Despite plaintiff's assertion to the contrary, federal common law has never required actual notice of a carrier's liability limitation. See, e.g., New York C. H.R.R. Co. v. Beaham, 242 U.S. 148, 151-52, 37 S.Ct. 43, 44, 61 L.Ed. 210 (1916) ("[A]cceptance and use of the ticket sufficed to establish an agreement prima facie valid which limited the carrier's liability. Mere failure by the passenger to read the matter plainly placed before her could not overcome the presumption of assent.") Similarly, the passenger's signature is also not required. American Railway Express Co. v. Lindenburg, 260 U.S. 584, 590-91, 43 S.Ct. 206, 208-09, 67 L.Ed. 414 (1923). Finally, Deiro's contention that the notice in the ticket coupon was inadequate because it did not list in detail the actual rates for greater protection is unsupported. We have found no case holding that making the detail of the rate structure available at the carrier's office deprives a passenger of a fair opportunity to declare a higher value.
D. Validity of a Common Carrier's Contractual Limitation on its own Liability for Gross Negligence
Deiro contends that even if the liability limitation has legal effect, it cannot shield defendant from its own gross negligence. The case law is clearly to the contrary, however. Under the federal common law, only an appropriation of property by the carrier for its own use will vitiate limits on liability. See, e.g., Glickfeld v. Howard Van Lines, Inc., 213 F.2d 723, 727 (9th Cir. 1954); Neal, 605 F. Supp. at 1149 n. 3. Consequently, if a liability limitation is valid, a passenger's recovery for damage cannot exceed the released value regardless of the degree of the carrier's negligence. Southeastern Express Co. v. Pastime Amusement Co., 299 U.S. 28, 29-30, 57 S.Ct. 73, 74, 81 L.Ed. 20 (1936); Quasar Co. v. The Atchison, Topeka and Santa Fe Ry. Co., 632 F. Supp. 1106, 1113 (N.D.Ill. 1986).

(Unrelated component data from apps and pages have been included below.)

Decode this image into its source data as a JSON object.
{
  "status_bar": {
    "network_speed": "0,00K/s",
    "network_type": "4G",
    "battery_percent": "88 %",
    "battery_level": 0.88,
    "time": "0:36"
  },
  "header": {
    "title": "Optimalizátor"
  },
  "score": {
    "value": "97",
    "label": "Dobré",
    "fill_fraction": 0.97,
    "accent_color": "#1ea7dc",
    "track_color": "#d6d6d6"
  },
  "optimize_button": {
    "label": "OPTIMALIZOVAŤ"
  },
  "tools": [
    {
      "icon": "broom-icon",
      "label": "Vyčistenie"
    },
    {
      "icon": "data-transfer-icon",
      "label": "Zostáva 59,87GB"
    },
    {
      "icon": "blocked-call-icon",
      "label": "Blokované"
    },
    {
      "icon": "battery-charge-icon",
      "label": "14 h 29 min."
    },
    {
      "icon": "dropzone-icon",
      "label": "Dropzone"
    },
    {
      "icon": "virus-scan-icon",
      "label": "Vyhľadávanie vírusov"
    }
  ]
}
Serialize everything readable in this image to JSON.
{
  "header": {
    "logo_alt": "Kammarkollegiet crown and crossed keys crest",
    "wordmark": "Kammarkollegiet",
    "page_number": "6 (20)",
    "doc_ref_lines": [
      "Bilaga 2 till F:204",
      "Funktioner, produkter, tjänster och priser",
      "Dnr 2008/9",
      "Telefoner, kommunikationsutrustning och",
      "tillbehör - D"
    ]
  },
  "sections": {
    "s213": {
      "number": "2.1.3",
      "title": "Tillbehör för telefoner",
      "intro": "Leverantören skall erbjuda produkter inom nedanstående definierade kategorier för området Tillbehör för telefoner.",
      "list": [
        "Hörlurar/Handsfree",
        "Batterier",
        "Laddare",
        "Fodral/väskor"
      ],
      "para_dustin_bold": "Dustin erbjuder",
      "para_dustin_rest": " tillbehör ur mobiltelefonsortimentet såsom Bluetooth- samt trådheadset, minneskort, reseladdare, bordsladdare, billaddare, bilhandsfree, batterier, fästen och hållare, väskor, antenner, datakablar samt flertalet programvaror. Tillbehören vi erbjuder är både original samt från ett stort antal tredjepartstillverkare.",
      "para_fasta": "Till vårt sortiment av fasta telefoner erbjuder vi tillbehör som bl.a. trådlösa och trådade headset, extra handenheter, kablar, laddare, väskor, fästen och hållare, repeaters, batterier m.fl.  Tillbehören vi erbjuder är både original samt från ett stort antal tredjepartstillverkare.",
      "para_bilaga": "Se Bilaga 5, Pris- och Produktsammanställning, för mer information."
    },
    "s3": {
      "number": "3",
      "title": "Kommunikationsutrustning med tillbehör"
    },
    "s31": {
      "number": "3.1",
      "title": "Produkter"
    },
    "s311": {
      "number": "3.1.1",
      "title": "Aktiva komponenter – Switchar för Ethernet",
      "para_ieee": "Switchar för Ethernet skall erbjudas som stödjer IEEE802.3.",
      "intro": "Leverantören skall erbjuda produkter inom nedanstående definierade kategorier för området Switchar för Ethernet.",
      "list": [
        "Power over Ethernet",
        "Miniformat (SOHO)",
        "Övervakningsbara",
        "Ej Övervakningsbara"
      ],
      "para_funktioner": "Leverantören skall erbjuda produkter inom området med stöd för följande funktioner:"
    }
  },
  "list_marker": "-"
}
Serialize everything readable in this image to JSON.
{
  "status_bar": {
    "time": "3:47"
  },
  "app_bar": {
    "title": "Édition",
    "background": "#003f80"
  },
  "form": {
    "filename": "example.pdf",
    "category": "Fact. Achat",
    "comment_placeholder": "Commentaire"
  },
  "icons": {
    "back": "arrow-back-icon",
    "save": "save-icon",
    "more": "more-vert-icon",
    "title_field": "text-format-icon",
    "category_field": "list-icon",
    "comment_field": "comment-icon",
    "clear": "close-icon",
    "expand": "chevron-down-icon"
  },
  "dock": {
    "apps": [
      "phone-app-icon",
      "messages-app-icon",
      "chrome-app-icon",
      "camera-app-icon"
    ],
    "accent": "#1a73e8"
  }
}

For the foregoing reasons, we conclude that Deiro is contractually bound to the legally valid $750 baggage liability limitation contained in his ticket coupon. Accordingly, the judgment of the district court is